In addition to this, to implement its defense, the EU has also strengthened its cooperation with NATO. Projects in this area have to do, for example, with cyber-security, joint exercises and counter-terrorism. In addition to this, there is also a plan to facilitate military mobility in Europe so that it is easier to react and intervene in crisis areas more quickly and easily, both from the point of view of personnel and equipment.
When we talk about missions, these have also been made more efficient. And again, since June 2017 with a new command and control structure, crisis management has been improved.
For defense actions to produce concrete and tangible results, resources must obviously be invested. And resources, especially on the defense side, must be substantial, both economically and in terms of people and strategy. According to data from the European Defense Agency dating back to Dec. 8, 2022, the maximum spending allocated to defense by the European Union is 2021, with a total of 214 billion euros. This figure is 6 percent higher than the figure for the year of 2020. Also, according to the latest published data, defense spending has increased by about 16 percent, with investments related to defense equipment and research and development.
In 2023, European defense policy accelerated dramatically and experienced a new approach in conjunction with the start of the war between Russia and Ukraine in February 2022. The war made the European Union realize the need to strengthen its international presence, including and especially in terms of defense. But not only that. because another weakness that was discovered with the start of hostilities on Ukrainian territory was the need to accelerate and improve arms production.
In this regard, last July 13, the members of the European Parliament approved funding of 500 million euros intended to increase the production of ammunition and missiles, exactly for the purpose of helping Ukraine by increasing deliveries to the country and at the same time supporting individual member states to replenish stocks (this is the so-called ASAP, or Act in Support of Ammunition Production).
European institutions are also working in order to strengthen the so-called EDIRPA, or The European Defense Industry through the Joint Procurement Act, so that it can help fill the most urgent and critical gaps.

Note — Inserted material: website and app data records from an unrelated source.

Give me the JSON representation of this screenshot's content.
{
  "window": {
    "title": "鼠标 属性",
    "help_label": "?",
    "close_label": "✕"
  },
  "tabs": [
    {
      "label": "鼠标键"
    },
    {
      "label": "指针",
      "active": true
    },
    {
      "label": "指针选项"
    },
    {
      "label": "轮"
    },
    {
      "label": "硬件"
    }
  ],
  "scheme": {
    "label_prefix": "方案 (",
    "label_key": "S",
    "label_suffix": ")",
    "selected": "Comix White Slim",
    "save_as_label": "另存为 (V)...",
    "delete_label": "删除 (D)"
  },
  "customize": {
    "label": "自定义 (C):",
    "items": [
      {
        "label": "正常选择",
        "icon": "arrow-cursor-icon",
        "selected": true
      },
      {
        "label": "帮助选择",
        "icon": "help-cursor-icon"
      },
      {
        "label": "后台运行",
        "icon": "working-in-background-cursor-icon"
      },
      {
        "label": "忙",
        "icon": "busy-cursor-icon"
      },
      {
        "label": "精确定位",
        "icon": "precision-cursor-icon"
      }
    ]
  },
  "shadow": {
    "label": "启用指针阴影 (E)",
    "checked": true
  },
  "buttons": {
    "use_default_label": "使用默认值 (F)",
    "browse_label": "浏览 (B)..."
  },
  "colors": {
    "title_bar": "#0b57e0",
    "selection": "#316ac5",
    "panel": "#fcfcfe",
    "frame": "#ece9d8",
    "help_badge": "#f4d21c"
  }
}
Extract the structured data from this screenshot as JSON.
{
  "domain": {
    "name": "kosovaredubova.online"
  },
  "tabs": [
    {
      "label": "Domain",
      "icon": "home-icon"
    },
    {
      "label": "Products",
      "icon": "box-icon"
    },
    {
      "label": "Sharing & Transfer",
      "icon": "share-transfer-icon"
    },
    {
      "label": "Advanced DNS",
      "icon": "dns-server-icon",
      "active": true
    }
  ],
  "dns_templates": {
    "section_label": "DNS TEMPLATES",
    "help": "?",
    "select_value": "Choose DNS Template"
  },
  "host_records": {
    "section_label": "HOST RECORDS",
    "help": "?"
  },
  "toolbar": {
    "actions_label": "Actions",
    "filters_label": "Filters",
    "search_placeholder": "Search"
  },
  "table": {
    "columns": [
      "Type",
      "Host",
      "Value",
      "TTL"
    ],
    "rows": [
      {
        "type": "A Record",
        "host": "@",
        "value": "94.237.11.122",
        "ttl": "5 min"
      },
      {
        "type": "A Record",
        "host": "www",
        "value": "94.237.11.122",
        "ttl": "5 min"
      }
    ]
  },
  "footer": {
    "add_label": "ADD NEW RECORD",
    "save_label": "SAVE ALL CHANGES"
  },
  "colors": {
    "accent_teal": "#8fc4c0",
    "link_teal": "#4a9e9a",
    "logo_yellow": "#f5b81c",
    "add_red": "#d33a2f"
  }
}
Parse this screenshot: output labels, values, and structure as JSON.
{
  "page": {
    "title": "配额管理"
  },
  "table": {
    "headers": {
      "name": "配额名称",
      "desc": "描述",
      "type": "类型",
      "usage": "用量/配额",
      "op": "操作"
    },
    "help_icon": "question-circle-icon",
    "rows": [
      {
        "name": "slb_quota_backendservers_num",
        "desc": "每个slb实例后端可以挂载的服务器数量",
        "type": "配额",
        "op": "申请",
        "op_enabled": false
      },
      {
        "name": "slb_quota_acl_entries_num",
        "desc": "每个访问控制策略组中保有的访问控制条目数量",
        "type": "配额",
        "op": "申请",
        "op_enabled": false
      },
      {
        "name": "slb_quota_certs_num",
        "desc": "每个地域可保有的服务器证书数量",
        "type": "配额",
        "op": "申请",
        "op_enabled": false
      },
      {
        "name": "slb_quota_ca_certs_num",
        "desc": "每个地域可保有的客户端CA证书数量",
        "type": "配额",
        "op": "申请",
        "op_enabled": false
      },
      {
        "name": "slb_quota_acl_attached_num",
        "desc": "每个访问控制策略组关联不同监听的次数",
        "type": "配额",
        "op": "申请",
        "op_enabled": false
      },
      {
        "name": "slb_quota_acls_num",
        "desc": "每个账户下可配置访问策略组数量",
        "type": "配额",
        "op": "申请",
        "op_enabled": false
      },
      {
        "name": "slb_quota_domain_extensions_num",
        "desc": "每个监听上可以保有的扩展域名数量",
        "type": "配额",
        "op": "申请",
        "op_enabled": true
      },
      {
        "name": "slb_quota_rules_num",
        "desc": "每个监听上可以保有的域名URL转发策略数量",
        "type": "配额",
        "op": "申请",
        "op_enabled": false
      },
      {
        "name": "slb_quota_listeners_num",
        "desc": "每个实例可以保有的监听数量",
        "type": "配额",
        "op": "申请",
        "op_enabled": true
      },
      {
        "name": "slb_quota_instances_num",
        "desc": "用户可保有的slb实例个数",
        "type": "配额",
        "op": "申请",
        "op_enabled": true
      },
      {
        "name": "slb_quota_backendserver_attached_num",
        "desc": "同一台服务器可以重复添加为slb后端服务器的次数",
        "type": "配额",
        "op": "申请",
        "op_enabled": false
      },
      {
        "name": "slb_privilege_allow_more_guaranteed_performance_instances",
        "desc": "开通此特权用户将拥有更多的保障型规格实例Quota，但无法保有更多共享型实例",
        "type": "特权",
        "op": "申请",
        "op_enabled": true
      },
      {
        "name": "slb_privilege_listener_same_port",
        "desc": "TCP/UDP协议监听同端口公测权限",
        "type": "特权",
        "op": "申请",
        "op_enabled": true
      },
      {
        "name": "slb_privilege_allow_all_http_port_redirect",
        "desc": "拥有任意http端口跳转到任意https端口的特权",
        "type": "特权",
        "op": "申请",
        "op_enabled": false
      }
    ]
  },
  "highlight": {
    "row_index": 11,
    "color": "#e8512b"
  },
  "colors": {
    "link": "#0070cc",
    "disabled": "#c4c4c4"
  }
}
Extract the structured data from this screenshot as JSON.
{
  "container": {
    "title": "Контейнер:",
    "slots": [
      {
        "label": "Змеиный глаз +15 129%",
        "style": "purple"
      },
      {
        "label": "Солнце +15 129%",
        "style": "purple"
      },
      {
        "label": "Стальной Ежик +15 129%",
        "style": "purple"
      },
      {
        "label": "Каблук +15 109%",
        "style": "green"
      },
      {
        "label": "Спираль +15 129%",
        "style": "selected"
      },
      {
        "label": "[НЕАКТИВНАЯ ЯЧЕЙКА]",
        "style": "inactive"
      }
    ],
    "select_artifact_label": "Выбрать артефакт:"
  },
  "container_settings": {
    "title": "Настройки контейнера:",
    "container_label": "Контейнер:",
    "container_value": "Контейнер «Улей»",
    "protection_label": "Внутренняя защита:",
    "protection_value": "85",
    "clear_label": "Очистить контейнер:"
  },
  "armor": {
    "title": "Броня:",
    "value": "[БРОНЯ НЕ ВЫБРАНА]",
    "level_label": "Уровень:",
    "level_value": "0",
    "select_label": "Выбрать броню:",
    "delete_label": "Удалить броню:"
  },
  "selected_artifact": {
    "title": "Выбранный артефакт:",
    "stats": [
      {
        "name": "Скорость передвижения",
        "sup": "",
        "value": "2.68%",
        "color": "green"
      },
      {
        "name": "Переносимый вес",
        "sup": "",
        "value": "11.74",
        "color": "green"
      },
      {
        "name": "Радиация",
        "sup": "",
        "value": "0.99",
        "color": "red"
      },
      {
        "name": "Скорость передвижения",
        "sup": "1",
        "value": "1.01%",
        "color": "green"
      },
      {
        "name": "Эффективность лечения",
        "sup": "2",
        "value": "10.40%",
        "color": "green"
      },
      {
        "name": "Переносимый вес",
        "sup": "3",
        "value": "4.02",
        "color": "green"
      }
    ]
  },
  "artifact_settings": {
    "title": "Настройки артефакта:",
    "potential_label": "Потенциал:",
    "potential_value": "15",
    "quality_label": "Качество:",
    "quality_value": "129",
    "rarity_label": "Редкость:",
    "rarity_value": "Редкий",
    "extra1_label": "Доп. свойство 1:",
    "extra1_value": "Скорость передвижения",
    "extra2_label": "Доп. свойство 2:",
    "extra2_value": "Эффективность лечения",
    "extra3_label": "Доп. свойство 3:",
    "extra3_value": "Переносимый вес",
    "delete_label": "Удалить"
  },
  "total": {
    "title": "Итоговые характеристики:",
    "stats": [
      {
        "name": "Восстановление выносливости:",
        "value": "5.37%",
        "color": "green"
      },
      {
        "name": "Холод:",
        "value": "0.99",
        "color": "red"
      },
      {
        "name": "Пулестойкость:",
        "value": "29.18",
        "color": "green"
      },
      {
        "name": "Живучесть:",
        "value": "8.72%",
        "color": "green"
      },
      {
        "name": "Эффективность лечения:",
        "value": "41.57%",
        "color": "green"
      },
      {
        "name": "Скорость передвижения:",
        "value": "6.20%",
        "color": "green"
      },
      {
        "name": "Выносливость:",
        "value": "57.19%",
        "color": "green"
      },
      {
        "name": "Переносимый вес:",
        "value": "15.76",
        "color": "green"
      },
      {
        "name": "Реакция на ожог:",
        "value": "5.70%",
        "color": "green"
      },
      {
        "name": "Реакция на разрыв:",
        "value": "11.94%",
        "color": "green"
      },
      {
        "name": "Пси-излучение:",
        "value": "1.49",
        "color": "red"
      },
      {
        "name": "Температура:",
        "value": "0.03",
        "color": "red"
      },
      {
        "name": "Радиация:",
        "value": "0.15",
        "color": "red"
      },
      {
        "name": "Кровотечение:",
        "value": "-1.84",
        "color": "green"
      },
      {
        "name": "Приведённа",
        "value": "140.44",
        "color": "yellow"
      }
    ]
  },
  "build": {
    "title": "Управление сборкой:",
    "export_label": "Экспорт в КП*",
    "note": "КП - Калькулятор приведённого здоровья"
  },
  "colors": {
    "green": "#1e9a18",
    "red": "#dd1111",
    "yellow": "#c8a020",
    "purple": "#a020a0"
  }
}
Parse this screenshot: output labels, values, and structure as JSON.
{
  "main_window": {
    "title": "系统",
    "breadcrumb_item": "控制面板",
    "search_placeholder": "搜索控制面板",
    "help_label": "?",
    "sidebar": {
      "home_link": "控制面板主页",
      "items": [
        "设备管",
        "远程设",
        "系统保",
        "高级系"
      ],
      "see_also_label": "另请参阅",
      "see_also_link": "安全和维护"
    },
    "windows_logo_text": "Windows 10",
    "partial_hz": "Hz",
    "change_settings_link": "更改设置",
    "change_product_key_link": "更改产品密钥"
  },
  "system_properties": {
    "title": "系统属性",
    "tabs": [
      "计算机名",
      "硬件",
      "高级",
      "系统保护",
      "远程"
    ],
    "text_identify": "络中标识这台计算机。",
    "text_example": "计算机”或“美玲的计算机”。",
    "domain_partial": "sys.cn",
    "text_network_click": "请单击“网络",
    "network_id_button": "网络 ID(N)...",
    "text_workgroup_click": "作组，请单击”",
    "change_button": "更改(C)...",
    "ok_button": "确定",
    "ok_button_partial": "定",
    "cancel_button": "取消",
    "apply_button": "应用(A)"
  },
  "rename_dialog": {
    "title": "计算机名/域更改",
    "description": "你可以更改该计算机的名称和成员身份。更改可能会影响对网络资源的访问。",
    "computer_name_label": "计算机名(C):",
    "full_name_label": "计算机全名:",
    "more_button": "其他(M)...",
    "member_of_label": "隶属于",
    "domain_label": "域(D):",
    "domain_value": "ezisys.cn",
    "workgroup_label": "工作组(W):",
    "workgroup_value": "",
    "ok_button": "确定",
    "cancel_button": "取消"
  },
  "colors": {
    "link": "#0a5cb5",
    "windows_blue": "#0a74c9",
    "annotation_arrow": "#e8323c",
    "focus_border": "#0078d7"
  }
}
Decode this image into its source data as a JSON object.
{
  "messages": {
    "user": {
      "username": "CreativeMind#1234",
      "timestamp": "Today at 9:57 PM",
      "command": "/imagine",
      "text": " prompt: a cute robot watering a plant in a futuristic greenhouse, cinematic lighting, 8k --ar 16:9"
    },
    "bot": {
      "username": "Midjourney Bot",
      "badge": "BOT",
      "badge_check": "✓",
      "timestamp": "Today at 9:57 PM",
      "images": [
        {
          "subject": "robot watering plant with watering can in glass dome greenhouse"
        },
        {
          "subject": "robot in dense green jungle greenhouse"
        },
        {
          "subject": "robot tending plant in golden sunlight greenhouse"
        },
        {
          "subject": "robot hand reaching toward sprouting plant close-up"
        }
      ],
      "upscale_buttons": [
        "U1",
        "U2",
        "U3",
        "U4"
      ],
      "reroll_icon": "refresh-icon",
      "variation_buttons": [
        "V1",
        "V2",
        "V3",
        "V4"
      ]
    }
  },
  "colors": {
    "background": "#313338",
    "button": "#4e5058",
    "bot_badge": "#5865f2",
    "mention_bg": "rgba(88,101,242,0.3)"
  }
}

This will make it easier for European countries to move forward and jointly purchase defense products such as weapon systems, ammunition and medical equipment. In addition, EDIRPA aims to strengthen the European defense industrial and technological base and promote cooperation in defense procurement.
Finally, just a few months to, last June 2023, the EU Parliament and Council approved an agreement regarding new measures to incentivize member countries to jointly purchase defense products and support the EU defense industry. With this new instrument, a budget of 300 million euros will be available until 2025.
Given the above-mentioned overall picture regarding the defense policy in the European Union, it seems pretty much clear how much progress has been made since the establishment of this policy as outlined in the treaties. However, it is also evident how until the war in Ukraine broke out dramatically, the European Union had kept investment in this area on the back burner.
Even today, the lack of a common army on some fronts can be said to be a shortcoming, due to the fact that member states are often unable, on their own, to cooperate and produce a foreign policy that is truly compatible and suitable for cooperation with other parties.
Despite the various visions one may have on this controversial issue, which is the creation of a common European army, it should still be remembered how investing in a common European defense policy, firmly shared and supported by each member state, is central to dealing with even the most acute crises and to making the European Union itself secure both internally and externally.